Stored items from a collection
((
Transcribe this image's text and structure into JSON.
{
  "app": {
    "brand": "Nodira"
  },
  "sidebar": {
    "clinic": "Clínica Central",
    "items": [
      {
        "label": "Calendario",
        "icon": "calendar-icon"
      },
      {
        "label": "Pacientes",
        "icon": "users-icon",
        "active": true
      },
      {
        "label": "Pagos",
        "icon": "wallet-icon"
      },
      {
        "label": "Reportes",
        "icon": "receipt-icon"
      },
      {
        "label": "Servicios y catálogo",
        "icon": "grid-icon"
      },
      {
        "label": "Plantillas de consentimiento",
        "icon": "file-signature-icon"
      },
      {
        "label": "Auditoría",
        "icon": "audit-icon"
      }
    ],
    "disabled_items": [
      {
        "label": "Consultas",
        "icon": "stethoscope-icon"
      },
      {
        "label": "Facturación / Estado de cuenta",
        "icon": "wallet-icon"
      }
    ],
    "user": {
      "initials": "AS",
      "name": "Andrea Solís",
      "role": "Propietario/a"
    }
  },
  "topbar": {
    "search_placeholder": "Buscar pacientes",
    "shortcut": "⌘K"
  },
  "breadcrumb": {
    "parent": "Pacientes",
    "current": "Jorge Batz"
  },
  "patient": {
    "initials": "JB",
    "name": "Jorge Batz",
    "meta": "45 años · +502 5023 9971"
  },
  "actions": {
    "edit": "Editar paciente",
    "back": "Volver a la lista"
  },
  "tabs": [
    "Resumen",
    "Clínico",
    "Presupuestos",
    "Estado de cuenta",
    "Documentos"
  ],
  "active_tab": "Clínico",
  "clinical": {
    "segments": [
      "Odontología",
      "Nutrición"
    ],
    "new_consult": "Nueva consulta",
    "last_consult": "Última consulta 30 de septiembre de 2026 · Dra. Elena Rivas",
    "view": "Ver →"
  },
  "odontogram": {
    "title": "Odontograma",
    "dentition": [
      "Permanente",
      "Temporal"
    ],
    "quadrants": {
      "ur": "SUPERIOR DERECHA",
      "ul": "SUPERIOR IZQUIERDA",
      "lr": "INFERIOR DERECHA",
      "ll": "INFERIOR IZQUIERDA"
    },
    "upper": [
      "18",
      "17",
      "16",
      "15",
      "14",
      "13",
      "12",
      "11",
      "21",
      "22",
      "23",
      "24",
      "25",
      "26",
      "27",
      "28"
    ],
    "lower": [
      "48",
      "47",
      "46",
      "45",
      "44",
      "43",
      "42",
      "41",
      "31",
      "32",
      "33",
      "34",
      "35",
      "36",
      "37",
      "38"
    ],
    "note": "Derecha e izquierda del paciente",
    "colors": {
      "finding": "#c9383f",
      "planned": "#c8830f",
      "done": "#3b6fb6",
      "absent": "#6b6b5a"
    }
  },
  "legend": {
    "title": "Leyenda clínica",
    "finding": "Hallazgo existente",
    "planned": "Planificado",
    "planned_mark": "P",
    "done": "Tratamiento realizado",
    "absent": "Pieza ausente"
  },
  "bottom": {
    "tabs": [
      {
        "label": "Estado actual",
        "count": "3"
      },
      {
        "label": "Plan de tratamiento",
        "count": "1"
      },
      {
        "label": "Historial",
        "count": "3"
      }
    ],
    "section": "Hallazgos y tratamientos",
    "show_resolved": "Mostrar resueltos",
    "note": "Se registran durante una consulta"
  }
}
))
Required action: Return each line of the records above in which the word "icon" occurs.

Answer to the problem:
        "icon": "calendar-icon"
        "icon": "users-icon",
        "icon": "wallet-icon"
        "icon": "receipt-icon"
        "icon": "grid-icon"
        "icon": "file-signature-icon"
        "icon": "audit-icon"
        "icon": "stethoscope-icon"
        "icon": "wallet-icon"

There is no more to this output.